◆ **WORK ITEM**:
Can you restate the records below word for word?

+++++

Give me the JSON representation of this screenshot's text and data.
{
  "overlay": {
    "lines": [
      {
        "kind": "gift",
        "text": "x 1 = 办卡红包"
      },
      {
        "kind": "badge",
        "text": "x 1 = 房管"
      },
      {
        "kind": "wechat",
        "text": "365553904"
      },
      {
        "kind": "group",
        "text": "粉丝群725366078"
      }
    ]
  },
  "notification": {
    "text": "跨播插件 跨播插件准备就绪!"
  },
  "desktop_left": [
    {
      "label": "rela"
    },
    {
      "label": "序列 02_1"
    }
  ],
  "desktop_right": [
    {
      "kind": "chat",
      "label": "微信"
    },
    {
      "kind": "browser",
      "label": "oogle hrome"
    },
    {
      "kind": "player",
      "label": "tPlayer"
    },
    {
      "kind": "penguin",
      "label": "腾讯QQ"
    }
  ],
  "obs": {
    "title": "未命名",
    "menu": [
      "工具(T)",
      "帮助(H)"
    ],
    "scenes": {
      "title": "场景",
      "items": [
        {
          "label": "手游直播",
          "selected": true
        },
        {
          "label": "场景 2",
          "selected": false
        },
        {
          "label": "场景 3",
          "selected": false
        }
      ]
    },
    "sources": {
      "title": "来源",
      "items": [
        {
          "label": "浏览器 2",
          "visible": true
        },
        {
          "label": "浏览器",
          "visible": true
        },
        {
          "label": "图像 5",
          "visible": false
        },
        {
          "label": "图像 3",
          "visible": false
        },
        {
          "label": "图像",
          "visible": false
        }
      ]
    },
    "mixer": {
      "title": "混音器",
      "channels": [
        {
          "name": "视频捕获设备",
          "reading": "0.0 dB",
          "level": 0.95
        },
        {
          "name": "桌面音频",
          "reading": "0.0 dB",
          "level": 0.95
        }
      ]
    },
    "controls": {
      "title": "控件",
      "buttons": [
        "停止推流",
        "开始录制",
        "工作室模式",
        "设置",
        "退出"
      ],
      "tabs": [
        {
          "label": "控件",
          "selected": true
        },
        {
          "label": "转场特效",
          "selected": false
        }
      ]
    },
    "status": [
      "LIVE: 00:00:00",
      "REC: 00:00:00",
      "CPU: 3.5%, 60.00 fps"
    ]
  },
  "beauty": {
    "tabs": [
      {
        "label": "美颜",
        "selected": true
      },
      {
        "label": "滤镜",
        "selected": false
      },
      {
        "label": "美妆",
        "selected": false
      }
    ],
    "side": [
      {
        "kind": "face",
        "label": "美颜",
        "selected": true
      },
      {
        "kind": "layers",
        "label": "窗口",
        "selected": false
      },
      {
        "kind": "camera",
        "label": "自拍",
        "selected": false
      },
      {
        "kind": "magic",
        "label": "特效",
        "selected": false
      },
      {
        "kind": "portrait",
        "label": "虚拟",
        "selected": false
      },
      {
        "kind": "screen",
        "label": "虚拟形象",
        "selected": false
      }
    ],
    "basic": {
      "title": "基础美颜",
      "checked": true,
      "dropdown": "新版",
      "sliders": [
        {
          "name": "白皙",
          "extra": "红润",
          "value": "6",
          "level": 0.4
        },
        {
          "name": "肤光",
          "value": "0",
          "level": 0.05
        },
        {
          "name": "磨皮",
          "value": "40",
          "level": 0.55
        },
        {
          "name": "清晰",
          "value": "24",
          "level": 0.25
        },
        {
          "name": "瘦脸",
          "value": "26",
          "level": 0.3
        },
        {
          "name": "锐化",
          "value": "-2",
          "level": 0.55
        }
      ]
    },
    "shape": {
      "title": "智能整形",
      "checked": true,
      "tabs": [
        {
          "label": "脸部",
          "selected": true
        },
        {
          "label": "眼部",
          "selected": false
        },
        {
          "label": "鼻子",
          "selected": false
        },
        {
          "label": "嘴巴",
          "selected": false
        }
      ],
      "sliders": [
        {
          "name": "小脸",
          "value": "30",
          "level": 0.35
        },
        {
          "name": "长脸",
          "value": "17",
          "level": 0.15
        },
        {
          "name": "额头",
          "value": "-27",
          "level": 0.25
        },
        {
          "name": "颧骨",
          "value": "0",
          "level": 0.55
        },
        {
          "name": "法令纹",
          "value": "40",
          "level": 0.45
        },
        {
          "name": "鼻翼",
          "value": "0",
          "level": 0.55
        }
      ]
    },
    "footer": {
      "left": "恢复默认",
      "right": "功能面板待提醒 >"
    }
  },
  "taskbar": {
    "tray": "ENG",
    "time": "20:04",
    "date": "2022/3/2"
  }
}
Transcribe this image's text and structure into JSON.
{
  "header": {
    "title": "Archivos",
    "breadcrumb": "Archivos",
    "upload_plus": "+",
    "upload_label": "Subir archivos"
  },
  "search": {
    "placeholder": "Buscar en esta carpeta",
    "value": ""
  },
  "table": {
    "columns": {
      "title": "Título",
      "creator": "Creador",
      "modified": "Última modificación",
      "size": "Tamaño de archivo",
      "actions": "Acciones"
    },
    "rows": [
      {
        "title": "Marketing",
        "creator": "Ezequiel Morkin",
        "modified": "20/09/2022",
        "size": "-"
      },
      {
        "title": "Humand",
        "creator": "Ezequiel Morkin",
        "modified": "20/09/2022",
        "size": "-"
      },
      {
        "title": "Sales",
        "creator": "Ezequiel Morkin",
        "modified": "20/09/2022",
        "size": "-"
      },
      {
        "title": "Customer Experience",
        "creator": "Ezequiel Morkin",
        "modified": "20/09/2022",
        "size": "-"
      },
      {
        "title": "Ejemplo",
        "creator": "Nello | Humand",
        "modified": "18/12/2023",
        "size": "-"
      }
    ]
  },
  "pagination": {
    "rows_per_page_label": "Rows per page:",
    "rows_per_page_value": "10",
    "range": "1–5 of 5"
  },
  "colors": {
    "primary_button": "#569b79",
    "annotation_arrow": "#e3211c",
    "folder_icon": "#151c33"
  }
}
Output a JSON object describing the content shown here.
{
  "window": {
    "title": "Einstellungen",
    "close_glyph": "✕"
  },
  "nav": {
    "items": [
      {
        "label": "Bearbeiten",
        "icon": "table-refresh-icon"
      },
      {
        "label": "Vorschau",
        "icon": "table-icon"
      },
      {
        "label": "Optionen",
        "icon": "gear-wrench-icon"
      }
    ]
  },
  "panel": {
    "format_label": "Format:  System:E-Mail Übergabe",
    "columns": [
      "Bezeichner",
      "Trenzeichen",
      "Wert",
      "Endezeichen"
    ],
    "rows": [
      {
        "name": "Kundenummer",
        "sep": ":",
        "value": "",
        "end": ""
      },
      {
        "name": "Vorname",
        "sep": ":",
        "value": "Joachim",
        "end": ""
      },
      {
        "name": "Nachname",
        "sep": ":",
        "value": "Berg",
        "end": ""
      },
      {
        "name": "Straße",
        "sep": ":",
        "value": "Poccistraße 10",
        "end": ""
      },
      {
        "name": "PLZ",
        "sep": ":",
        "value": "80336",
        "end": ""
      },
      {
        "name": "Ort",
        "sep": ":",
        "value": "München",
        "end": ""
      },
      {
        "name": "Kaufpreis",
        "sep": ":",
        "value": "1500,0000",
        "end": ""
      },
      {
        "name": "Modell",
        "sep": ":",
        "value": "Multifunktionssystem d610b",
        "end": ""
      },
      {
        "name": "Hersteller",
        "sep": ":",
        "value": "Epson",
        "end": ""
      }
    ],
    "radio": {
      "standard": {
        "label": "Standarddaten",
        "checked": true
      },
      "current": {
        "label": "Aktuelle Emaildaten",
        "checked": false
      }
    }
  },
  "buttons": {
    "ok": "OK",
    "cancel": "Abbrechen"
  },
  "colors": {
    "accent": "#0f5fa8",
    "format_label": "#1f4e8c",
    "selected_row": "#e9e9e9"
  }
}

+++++

◆ **EXERCISE RESULT**:
Give me the JSON representation of this screenshot's text and data.
{
  "overlay": {
    "lines": [
      {
        "kind": "gift",
        "text": "x 1 = 办卡红包"
      },
      {
        "kind": "badge",
        "text": "x 1 = 房管"
      },
      {
        "kind": "wechat",
        "text": "365553904"
      },
      {
        "kind": "group",
        "text": "粉丝群725366078"
      }
    ]
  },
  "notification": {
    "text": "跨播插件 跨播插件准备就绪!"
  },
  "desktop_left": [
    {
      "label": "rela"
    },
    {
      "label": "序列 02_1"
    }
  ],
  "desktop_right": [
    {
      "kind": "chat",
      "label": "微信"
    },
    {
      "kind": "browser",
      "label": "oogle hrome"
    },
    {
      "kind": "player",
      "label": "tPlayer"
    },
    {
      "kind": "penguin",
      "label": "腾讯QQ"
    }
  ],
  "obs": {
    "title": "未命名",
    "menu": [
      "工具(T)",
      "帮助(H)"
    ],
    "scenes": {
      "title": "场景",
      "items": [
        {
          "label": "手游直播",
          "selected": true
        },
        {
          "label": "场景 2",
          "selected": false
        },
        {
          "label": "场景 3",
          "selected": false
        }
      ]
    },
    "sources": {
      "title": "来源",
      "items": [
        {
          "label": "浏览器 2",
          "visible": true
        },
        {
          "label": "浏览器",
          "visible": true
        },
        {
          "label": "图像 5",
          "visible": false
        },
        {
          "label": "图像 3",
          "visible": false
        },
        {
          "label": "图像",
          "visible": false
        }
      ]
    },
    "mixer": {
      "title": "混音器",
      "channels": [
        {
          "name": "视频捕获设备",
          "reading": "0.0 dB",
          "level": 0.95
        },
        {
          "name": "桌面音频",
          "reading": "0.0 dB",
          "level": 0.95
        }
      ]
    },
    "controls": {
      "title": "控件",
      "buttons": [
        "停止推流",
        "开始录制",
        "工作室模式",
        "设置",
        "退出"
      ],
      "tabs": [
        {
          "label": "控件",
          "selected": true
        },
        {
          "label": "转场特效",
          "selected": false
        }
      ]
    },
    "status": [
      "LIVE: 00:00:00",
      "REC: 00:00:00",
      "CPU: 3.5%, 60.00 fps"
    ]
  },
  "beauty": {
    "tabs": [
      {
        "label": "美颜",
        "selected": true
      },
      {
        "label": "滤镜",
        "selected": false
      },
      {
        "label": "美妆",
        "selected": false
      }
    ],
    "side": [
      {
        "kind": "face",
        "label": "美颜",
        "selected": true
      },
      {
        "kind": "layers",
        "label": "窗口",
        "selected": false
      },
      {
        "kind": "camera",
        "label": "自拍",
        "selected": false
      },
      {
        "kind": "magic",
        "label": "特效",
        "selected": false
      },
      {
        "kind": "portrait",
        "label": "虚拟",
        "selected": false
      },
      {
        "kind": "screen",
        "label": "虚拟形象",
        "selected": false
      }
    ],
    "basic": {
      "title": "基础美颜",
      "checked": true,
      "dropdown": "新版",
      "sliders": [
        {
          "name": "白皙",
          "extra": "红润",
          "value": "6",
          "level": 0.4
        },
        {
          "name": "肤光",
          "value": "0",
          "level": 0.05
        },
        {
          "name": "磨皮",
          "value": "40",
          "level": 0.55
        },
        {
          "name": "清晰",
          "value": "24",
          "level": 0.25
        },
        {
          "name": "瘦脸",
          "value": "26",
          "level": 0.3
        },
        {
          "name": "锐化",
          "value": "-2",
          "level": 0.55
        }
      ]
    },
    "shape": {
      "title": "智能整形",
      "checked": true,
      "tabs": [
        {
          "label": "脸部",
          "selected": true
        },
        {
          "label": "眼部",
          "selected": false
        },
        {
          "label": "鼻子",
          "selected": false
        },
        {
          "label": "嘴巴",
          "selected": false
        }
      ],
      "sliders": [
        {
          "name": "小脸",
          "value": "30",
          "level": 0.35
        },
        {
          "name": "长脸",
          "value": "17",
          "level": 0.15
        },
        {
          "name": "额头",
          "value": "-27",
          "level": 0.25
        },
        {
          "name": "颧骨",
          "value": "0",
          "level": 0.55
        },
        {
          "name": "法令纹",
          "value": "40",
          "level": 0.45
        },
        {
          "name": "鼻翼",
          "value": "0",
          "level": 0.55
        }
      ]
    },
    "footer": {
      "left": "恢复默认",
      "right": "功能面板待提醒 >"
    }
  },
  "taskbar": {
    "tray": "ENG",
    "time": "20:04",
    "date": "2022/3/2"
  }
}
Transcribe this image's text and structure into JSON.
{
  "header": {
    "title": "Archivos",
    "breadcrumb": "Archivos",
    "upload_plus": "+",
    "upload_label": "Subir archivos"
  },
  "search": {
    "placeholder": "Buscar en esta carpeta",
    "value": ""
  },
  "table": {
    "columns": {
      "title": "Título",
      "creator": "Creador",
      "modified": "Última modificación",
      "size": "Tamaño de archivo",
      "actions": "Acciones"
    },
    "rows": [
      {
        "title": "Marketing",
        "creator": "Ezequiel Morkin",
        "modified": "20/09/2022",
        "size": "-"
      },
      {
        "title": "Humand",
        "creator": "Ezequiel Morkin",
        "modified": "20/09/2022",
        "size": "-"
      },
      {
        "title": "Sales",
        "creator": "Ezequiel Morkin",
        "modified": "20/09/2022",
        "size": "-"
      },
      {
        "title": "Customer Experience",
        "creator": "Ezequiel Morkin",
        "modified": "20/09/2022",
        "size": "-"
      },
      {
        "title": "Ejemplo",
        "creator": "Nello | Humand",
        "modified": "18/12/2023",
        "size": "-"
      }
    ]
  },
  "pagination": {
    "rows_per_page_label": "Rows per page:",
    "rows_per_page_value": "10",
    "range": "1–5 of 5"
  },
  "colors": {
    "primary_button": "#569b79",
    "annotation_arrow": "#e3211c",
    "folder_icon": "#151c33"
  }
}
Output a JSON object describing the content shown here.
{
  "window": {
    "title": "Einstellungen",
    "close_glyph": "✕"
  },
  "nav": {
    "items": [
      {
        "label": "Bearbeiten",
        "icon": "table-refresh-icon"
      },
      {
        "label": "Vorschau",
        "icon": "table-icon"
      },
      {
        "label": "Optionen",
        "icon": "gear-wrench-icon"
      }
    ]
  },
  "panel": {
    "format_label": "Format:  System:E-Mail Übergabe",
    "columns": [
      "Bezeichner",
      "Trenzeichen",
      "Wert",
      "Endezeichen"
    ],
    "rows": [
      {
        "name": "Kundenummer",
        "sep": ":",
        "value": "",
        "end": ""
      },
      {
        "name": "Vorname",
        "sep": ":",
        "value": "Joachim",
        "end": ""
      },
      {
        "name": "Nachname",
        "sep": ":",
        "value": "Berg",
        "end": ""
      },
      {
        "name": "Straße",
        "sep": ":",
        "value": "Poccistraße 10",
        "end": ""
      },
      {
        "name": "PLZ",
        "sep": ":",
        "value": "80336",
        "end": ""
      },
      {
        "name": "Ort",
        "sep": ":",
        "value": "München",
        "end": ""
      },
      {
        "name": "Kaufpreis",
        "sep": ":",
        "value": "1500,0000",
        "end": ""
      },
      {
        "name": "Modell",
        "sep": ":",
        "value": "Multifunktionssystem d610b",
        "end": ""
      },
      {
        "name": "Hersteller",
        "sep": ":",
        "value": "Epson",
        "end": ""
      }
    ],
    "radio": {
      "standard": {
        "label": "Standarddaten",
        "checked": true
      },
      "current": {
        "label": "Aktuelle Emaildaten",
        "checked": false
      }
    }
  },
  "buttons": {
    "ok": "OK",
    "cancel": "Abbrechen"
  },
  "colors": {
    "accent": "#0f5fa8",
    "format_label": "#1f4e8c",
    "selected_row": "#e9e9e9"
  }
}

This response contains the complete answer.